Natural Gas Production is a Game Changer
The rise in natural gas production in the U.S., along with the volume of proved reserves available in the future because of new technologies, could fundamentally change the energy landscape in the U.S. in a way that the significant and beneficial rise in U.S. oil production can not. Both trends are good news for the country and further efforts toward U.S. energy independence, but the lower prices and increased stability in supply of natural gas also have the potential to alter the energy fuel mix in this country. The use of natural gas has yet to make significant inroads in the transportation sector but it is hard to imagine how a fuel supply that (unlike gasoline) is, or could be, available directly at a majority of U.S. households at reasonable prices, will not eventually fuel a much higher percentage of vehicles in this country. In the electric power industry, the transition to natural gas is already occurring, in part because of the lower and more stable price environment for natural gas, but also because of the environmental advantages of natural gas.

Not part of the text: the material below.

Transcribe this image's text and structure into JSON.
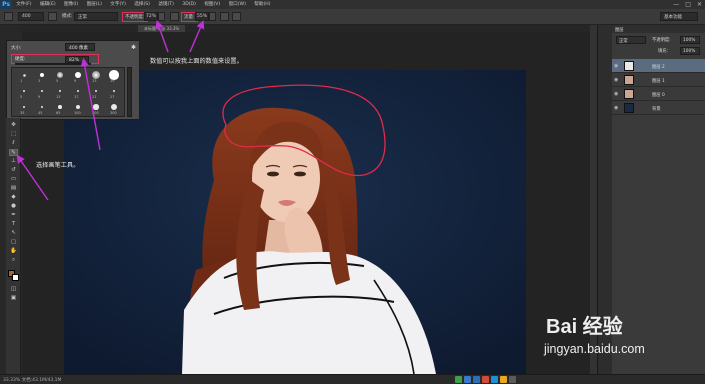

The chart above shows that the price of natural gas used by the electric power industry for generation has fallen by almost 60 percent since 2005. Although that trend will not continue, production and proved reserves in the U.S. have created a much more predictable and stable price environment for natural gas as evidenced by forecasts by the U.S. Energy Information Agency and by commodity futures markets. The electric power industry is already changing to reflect the new realities of natural gas markets. As the chart below shows, in just the past decade electricity generated using natural gas has gone from 15 percent of the electricity generated by coal fired power plants to 31 percent.
That trend is continuing. Just one company (First Energy), recently announced the closing of six coal fired power plants in Ohio, Michigan, Pennsylvania, and Maryland, noting that the costs of environmental compliance upgrades made the plants not economically viable to continue to operate.